The Krays spent most of the 1990s and the early part of this century cementing a place for themselves in the NYC punk scene. The Brooklyn-based four-piece have been largely silent, however, since the 2002 release of “A Time For Action.” The long-anticipated release of 2011’s “Sangre” marks a progression in the band’s sound, though its roots are still firmly planted in mid-80s hardcore punk.
“Sangre” was recorded and produced by the band’s frontman, Johnny Kray. The result is a raw, mostly aggressive audio experience that features lyrics in both English and Spanish, a refreshing change from an American band. The majority of the album’s sixteen tracks don’t stray much from the band’s trademark sound: “Vida Profunda,” “The Attack,” and “Simple Band” are straight-forward, early Bad Religion style punk rock tracks, though the latter sounds cheaply recorded compared to the rest of the album and marks “Sangre’s” weakest track by far. “Albizu Campos,” “Warnings” and “Out Of The Darkness” are more along the lines of Strung Out/Lagwagon/early Epi-Fat band metal-infused punk rock.” “Sour Ground,” one of my favorite tracks on the album, reminds me of Diesel Boy.

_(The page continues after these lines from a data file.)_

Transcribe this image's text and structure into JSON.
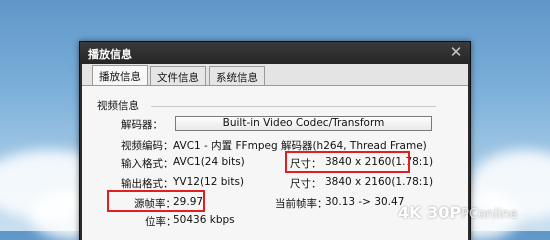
{
  "dialog": {
    "title": "播放信息",
    "tabs": [
      {
        "label": "播放信息"
      },
      {
        "label": "文件信息"
      },
      {
        "label": "系统信息"
      }
    ],
    "group_title": "视频信息",
    "decoder_label": "解码器：",
    "decoder_value": "Built-in Video Codec/Transform",
    "codec_label": "视频编码：",
    "codec_value": "AVC1 - 内置 FFmpeg 解码器(h264, Thread Frame)",
    "input_label": "输入格式：",
    "input_value": "AVC1(24 bits)",
    "input_size_label": "尺寸：",
    "input_size_value": "3840 x 2160(1.78:1)",
    "output_label": "输出格式：",
    "output_value": "YV12(12 bits)",
    "output_size_label": "尺寸：",
    "output_size_value": "3840 x 2160(1.78:1)",
    "framerate_label": "源帧率：",
    "framerate_value": "29.97",
    "current_fps_label": "当前帧率：",
    "current_fps_value": "30.13 -> 30.47",
    "bitrate_label": "位率：",
    "bitrate_value": "50436 kbps"
  },
  "watermark": {
    "main": "4K 30P",
    "sub": "PConline"
  },
  "colors": {
    "highlight": "#e02020",
    "titlebar": "#2b2b2b"
  }
}
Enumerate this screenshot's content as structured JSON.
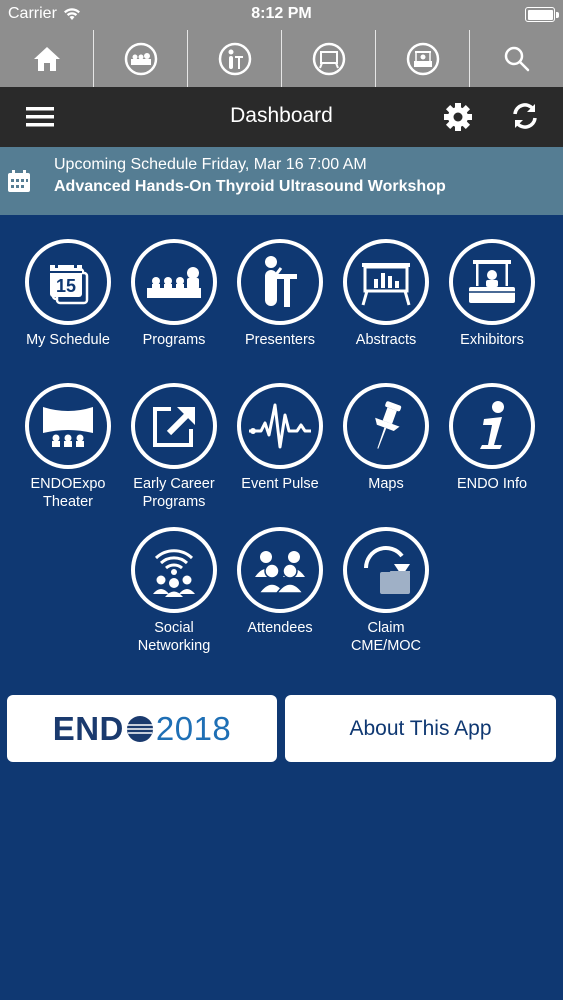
{
  "status": {
    "carrier": "Carrier",
    "time": "8:12 PM"
  },
  "topnav": {
    "items": [
      {
        "icon": "home-icon"
      },
      {
        "icon": "programs-icon"
      },
      {
        "icon": "presenters-icon"
      },
      {
        "icon": "abstracts-icon"
      },
      {
        "icon": "exhibitors-icon"
      },
      {
        "icon": "search-icon"
      }
    ]
  },
  "header": {
    "title": "Dashboard"
  },
  "upcoming": {
    "line1": "Upcoming Schedule Friday, Mar 16 7:00 AM",
    "line2": "Advanced Hands-On Thyroid Ultrasound Workshop"
  },
  "tiles": [
    {
      "label": "My Schedule",
      "icon": "calendar-15-icon"
    },
    {
      "label": "Programs",
      "icon": "programs-icon"
    },
    {
      "label": "Presenters",
      "icon": "presenters-icon"
    },
    {
      "label": "Abstracts",
      "icon": "abstracts-icon"
    },
    {
      "label": "Exhibitors",
      "icon": "exhibitors-icon"
    },
    {
      "label": "ENDOExpo Theater",
      "icon": "theater-icon"
    },
    {
      "label": "Early Career Programs",
      "icon": "external-link-icon"
    },
    {
      "label": "Event Pulse",
      "icon": "pulse-icon"
    },
    {
      "label": "Maps",
      "icon": "pushpin-icon"
    },
    {
      "label": "ENDO Info",
      "icon": "info-icon"
    },
    {
      "label": "Social Networking",
      "icon": "social-wifi-icon"
    },
    {
      "label": "Attendees",
      "icon": "attendees-icon"
    },
    {
      "label": "Claim CME/MOC",
      "icon": "claim-download-icon"
    }
  ],
  "calendar_day": "15",
  "buttons": {
    "endo_left": "END",
    "endo_year": "2018",
    "about": "About This App"
  },
  "colors": {
    "background": "#0f3872",
    "statusbar": "#8e8e8e",
    "titlebar": "#2a2a2a",
    "upcoming": "#557d93"
  }
}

Sixteen songs can be a lot for a punk rock album, and can result in a listening experience that becomes somewhat muddy due to the repetitive, formulaic sounds that a lot of bands present. “Sangre” is a much easier listen, however, due to the fact that there are a few tracks that deviate widely from the norm. “The Dying Cold” features Clash-style faux-reggae choruses. “Sangre Taina” sounds mostly like an early-80s hardcore track (a la The Cheifs or Dead Boys) but features a heavy, tribal drum inspired outro. “The Reckless Use Of Power” is traditional percussion centered and features a guitar sound and progression that could pass for vintage Black Sabbath (and closes with probably the album’s best guitar solo).
Then, of course, there’s “Mundo Perdido.” While it is arguably the best crafted song on the album (and arguably my favorite from “Sangre”), it sounds out of place enough amongst the rest of the tracks that it made me think I had downloaded the wrong song by mistake. The sound is straight-up Central American traditional, featuring nylon-stringed classical guitar (or perhaps a jarocha) and native percussion instruments. Heck, there may even be a donkey jawbone played in there somewhere. “Mundo Perdido” sounds much more like a standard Gypsy Kings song than a track by an otherwise gritty NYC punk band. But it’s a cool song, and I don’t downgrade the album for having it. I also appreciate that they didn’t cheapen out and include the track at the end of the album or as a bonus track; instead it is track #8, right smack in the middle of the album, and leads into “Warnings,” which features the fury of an early Epitaph recording.
“Sangre” is a pretty solid album altogether. It is certainly a welcome event to see older bands keeping alive the aggression and the DIY ethos of a previous punk rock age. Not all of the tracks are winners, and “Sangre” may still be a track or two too long. But the album’s changes of pace help to make up for whatever may be lacking. Ultimately “Sangre” is more deserving of probably 3.5 stars if we were using a different scale, but alas, we only use whole numbers, so it gets a solid three.